## Record extracts
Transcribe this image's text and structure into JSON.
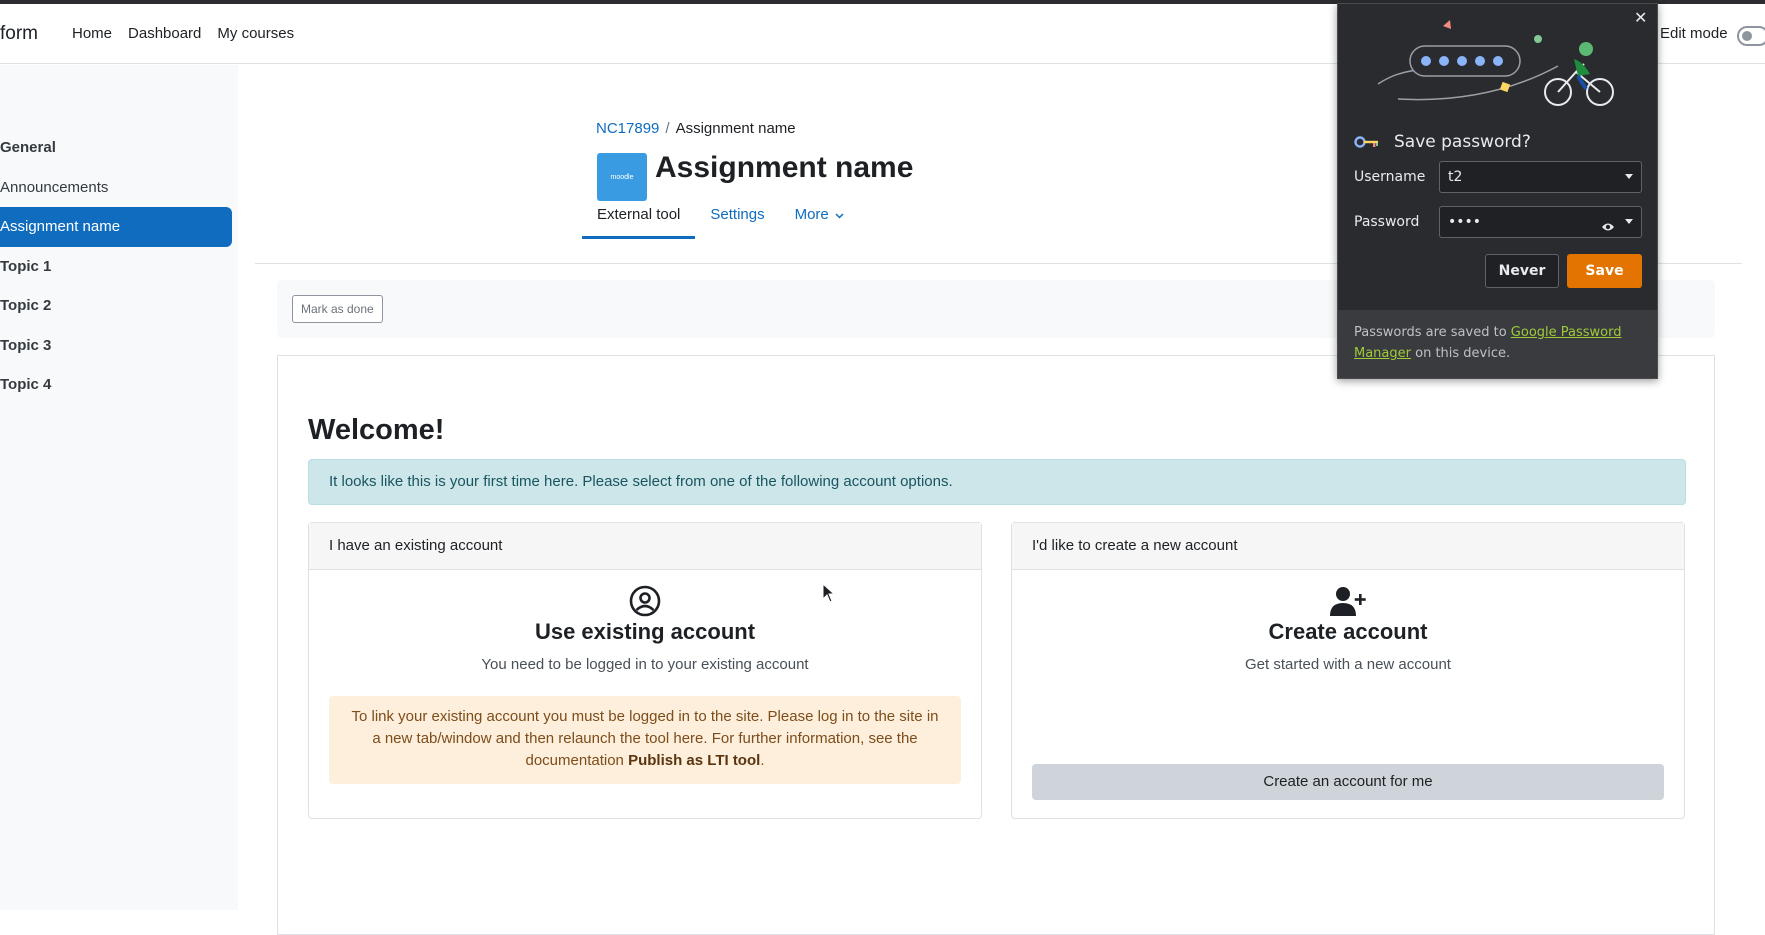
{
  "navbar": {
    "brand": "form",
    "links": [
      "Home",
      "Dashboard",
      "My courses"
    ],
    "edit_mode_label": "Edit mode"
  },
  "sidebar": {
    "items": [
      {
        "label": "General",
        "style": "bold"
      },
      {
        "label": "Announcements",
        "style": "normal"
      },
      {
        "label": "Assignment name",
        "style": "active"
      },
      {
        "label": "Topic 1",
        "style": "bold"
      },
      {
        "label": "Topic 2",
        "style": "bold"
      },
      {
        "label": "Topic 3",
        "style": "bold"
      },
      {
        "label": "Topic 4",
        "style": "bold"
      }
    ]
  },
  "page": {
    "breadcrumb": {
      "course": "NC17899",
      "separator": "/",
      "current": "Assignment name"
    },
    "logo_text": "moodle",
    "title": "Assignment name",
    "tabs": [
      "External tool",
      "Settings",
      "More"
    ],
    "mark_done_label": "Mark as done"
  },
  "welcome": {
    "heading": "Welcome!",
    "info": "It looks like this is your first time here. Please select from one of the following account options."
  },
  "existing_card": {
    "header": "I have an existing account",
    "title": "Use existing account",
    "subtitle": "You need to be logged in to your existing account",
    "warning_text": "To link your existing account you must be logged in to the site. Please log in to the site in a new tab/window and then relaunch the tool here. For further information, see the documentation",
    "warning_link": "Publish as LTI tool",
    "warning_end": "."
  },
  "new_card": {
    "header": "I'd like to create a new account",
    "title": "Create account",
    "subtitle": "Get started with a new account",
    "button": "Create an account for me"
  },
  "password_popup": {
    "title": "Save password?",
    "username_label": "Username",
    "username_value": "t2",
    "password_label": "Password",
    "password_value": "••••",
    "never_label": "Never",
    "save_label": "Save",
    "footer_prefix": "Passwords are saved to",
    "footer_link": "Google Password Manager",
    "footer_suffix": "on this device.",
    "save_color": "#e37400"
  }
}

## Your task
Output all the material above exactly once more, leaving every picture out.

## Solution to this task
Transcribe this image's text and structure into JSON.
{
  "navbar": {
    "brand": "form",
    "links": [
      "Home",
      "Dashboard",
      "My courses"
    ],
    "edit_mode_label": "Edit mode"
  },
  "sidebar": {
    "items": [
      {
        "label": "General",
        "style": "bold"
      },
      {
        "label": "Announcements",
        "style": "normal"
      },
      {
        "label": "Assignment name",
        "style": "active"
      },
      {
        "label": "Topic 1",
        "style": "bold"
      },
      {
        "label": "Topic 2",
        "style": "bold"
      },
      {
        "label": "Topic 3",
        "style": "bold"
      },
      {
        "label": "Topic 4",
        "style": "bold"
      }
    ]
  },
  "page": {
    "breadcrumb": {
      "course": "NC17899",
      "separator": "/",
      "current": "Assignment name"
    },
    "logo_text": "moodle",
    "title": "Assignment name",
    "tabs": [
      "External tool",
      "Settings",
      "More"
    ],
    "mark_done_label": "Mark as done"
  },
  "welcome": {
    "heading": "Welcome!",
    "info": "It looks like this is your first time here. Please select from one of the following account options."
  },
  "existing_card": {
    "header": "I have an existing account",
    "title": "Use existing account",
    "subtitle": "You need to be logged in to your existing account",
    "warning_text": "To link your existing account you must be logged in to the site. Please log in to the site in a new tab/window and then relaunch the tool here. For further information, see the documentation",
    "warning_link": "Publish as LTI tool",
    "warning_end": "."
  },
  "new_card": {
    "header": "I'd like to create a new account",
    "title": "Create account",
    "subtitle": "Get started with a new account",
    "button": "Create an account for me"
  },
  "password_popup": {
    "title": "Save password?",
    "username_label": "Username",
    "username_value": "t2",
    "password_label": "Password",
    "password_value": "••••",
    "never_label": "Never",
    "save_label": "Save",
    "footer_prefix": "Passwords are saved to",
    "footer_link": "Google Password Manager",
    "footer_suffix": "on this device.",
    "save_color": "#e37400"
  }
}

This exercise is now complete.